A report by Chinese police said a company controlled by Ai Weiwei, one of China's best-recognized contemporary artists, has evaded a big amount of tax payment which indicated the first economic crime after his arrest and has triggered an international outcry.
Ai's sister Gao Ge, in a statement, said the family had not been legitimately notified about the tax accusations and declared it as yet another way by the police to justify Ai’s arrest, who is already under residential surveillance.
The Beijing Fake Cultural Development Limited, which has helped produce Ai's internationally celebrated art and designs, was held for evading taxes and destroying accounting documents, the police said.
Ai’s arrest witnessed dissent from many rights activists and supporters. Overseas Chinese websites also spread calls for protests in the country. The artist’s sister said Ai was not responsible for the Beijing Fake Cultural Development Limited and stressed that neither the family nor his wife Lu Qing had been notified.
Lu Qing said she had been notified by police that she could meet her husband on Sunday.

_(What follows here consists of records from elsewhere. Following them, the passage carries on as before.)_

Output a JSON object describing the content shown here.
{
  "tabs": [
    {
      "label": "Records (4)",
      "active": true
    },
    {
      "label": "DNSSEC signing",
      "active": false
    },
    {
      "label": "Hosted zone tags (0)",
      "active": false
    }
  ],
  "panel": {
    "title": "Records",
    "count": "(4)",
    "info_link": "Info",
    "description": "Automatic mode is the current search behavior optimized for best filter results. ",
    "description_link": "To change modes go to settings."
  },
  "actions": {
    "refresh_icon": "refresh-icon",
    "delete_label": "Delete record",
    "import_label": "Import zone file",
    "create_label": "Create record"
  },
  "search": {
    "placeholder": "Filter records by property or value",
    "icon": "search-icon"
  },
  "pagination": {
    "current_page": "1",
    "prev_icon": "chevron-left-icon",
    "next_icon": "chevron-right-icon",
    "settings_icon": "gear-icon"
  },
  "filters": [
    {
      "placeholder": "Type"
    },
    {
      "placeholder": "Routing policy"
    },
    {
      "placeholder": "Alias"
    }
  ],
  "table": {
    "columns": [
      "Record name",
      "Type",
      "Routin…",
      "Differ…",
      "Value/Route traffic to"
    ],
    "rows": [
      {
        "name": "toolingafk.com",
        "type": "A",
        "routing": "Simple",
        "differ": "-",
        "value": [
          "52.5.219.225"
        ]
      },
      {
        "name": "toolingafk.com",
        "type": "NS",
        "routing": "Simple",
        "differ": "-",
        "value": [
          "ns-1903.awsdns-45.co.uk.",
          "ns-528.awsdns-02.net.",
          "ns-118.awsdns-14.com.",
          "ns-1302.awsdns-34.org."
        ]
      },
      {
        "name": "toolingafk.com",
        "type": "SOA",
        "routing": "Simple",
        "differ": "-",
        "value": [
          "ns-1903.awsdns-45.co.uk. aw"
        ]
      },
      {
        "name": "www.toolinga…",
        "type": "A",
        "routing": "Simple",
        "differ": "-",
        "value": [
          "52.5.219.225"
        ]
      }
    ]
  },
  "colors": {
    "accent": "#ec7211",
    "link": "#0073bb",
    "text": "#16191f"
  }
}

Liu Zhen’gang, the organization manager, and the company accountant were also arrested.